Start of ENTRIES SHOWN

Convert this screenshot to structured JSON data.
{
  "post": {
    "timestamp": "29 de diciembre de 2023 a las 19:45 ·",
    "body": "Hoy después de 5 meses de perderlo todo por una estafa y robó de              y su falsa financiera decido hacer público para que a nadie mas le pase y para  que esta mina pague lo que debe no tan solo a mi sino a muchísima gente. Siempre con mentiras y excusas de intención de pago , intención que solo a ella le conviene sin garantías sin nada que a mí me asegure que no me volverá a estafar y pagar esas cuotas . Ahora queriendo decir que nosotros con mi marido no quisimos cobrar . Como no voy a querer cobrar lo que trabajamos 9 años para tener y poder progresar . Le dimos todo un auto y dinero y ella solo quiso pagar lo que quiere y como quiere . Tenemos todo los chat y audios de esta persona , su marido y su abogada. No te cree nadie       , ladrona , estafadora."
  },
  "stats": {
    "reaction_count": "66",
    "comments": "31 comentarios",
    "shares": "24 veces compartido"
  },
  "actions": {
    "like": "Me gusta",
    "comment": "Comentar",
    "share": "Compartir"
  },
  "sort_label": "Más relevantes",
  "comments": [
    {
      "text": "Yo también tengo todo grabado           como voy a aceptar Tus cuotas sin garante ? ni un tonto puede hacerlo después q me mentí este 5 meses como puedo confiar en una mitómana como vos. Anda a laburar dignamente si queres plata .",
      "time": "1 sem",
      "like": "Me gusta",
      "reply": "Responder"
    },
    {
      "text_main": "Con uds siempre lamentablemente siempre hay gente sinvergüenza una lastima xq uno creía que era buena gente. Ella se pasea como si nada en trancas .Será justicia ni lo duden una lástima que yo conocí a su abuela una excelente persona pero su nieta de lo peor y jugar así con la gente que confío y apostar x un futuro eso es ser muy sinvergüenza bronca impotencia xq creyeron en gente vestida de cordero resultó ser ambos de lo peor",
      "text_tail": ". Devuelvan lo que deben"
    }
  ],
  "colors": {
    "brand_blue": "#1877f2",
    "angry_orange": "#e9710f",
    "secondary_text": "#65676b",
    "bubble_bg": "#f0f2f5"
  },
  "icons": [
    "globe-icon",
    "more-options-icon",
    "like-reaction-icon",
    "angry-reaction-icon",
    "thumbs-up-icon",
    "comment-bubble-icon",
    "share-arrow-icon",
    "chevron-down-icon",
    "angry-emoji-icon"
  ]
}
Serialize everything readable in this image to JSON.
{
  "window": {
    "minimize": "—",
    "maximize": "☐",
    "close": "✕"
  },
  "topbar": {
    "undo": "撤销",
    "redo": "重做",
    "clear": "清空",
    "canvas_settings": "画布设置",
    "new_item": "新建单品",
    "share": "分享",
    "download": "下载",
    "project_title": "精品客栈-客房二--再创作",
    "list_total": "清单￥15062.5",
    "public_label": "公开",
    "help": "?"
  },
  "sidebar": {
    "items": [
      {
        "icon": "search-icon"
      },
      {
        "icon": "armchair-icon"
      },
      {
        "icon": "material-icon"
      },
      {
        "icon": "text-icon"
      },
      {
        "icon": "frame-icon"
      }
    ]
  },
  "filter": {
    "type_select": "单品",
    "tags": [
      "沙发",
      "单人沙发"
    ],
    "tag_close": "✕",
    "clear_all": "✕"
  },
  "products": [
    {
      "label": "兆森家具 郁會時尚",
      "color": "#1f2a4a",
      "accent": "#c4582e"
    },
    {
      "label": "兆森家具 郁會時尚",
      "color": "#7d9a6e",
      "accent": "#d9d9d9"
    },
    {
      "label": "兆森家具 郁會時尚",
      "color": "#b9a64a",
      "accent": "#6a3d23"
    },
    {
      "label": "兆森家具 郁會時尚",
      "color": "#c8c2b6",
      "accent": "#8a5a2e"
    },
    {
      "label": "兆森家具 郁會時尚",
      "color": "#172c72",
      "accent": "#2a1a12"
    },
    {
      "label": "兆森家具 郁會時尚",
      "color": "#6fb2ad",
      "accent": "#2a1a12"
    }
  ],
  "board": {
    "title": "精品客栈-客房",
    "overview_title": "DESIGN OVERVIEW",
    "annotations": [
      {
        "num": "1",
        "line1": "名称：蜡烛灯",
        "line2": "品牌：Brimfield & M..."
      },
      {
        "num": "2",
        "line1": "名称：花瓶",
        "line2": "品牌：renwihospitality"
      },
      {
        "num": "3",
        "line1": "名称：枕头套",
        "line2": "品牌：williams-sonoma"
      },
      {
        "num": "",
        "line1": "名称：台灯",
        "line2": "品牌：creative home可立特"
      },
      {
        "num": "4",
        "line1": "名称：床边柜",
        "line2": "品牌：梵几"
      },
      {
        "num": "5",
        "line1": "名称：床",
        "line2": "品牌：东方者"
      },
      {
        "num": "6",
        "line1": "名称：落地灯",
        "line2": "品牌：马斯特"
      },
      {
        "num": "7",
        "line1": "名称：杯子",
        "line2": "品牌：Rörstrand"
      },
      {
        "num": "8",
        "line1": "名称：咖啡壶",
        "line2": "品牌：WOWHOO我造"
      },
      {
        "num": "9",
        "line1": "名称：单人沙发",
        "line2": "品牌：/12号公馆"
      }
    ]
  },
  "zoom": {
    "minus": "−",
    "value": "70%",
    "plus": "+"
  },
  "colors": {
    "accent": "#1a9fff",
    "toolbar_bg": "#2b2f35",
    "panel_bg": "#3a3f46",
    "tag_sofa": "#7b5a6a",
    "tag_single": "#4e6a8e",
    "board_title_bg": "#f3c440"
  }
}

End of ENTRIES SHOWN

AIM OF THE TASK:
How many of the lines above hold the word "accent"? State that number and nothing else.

WRITTEN RESPONSE:
7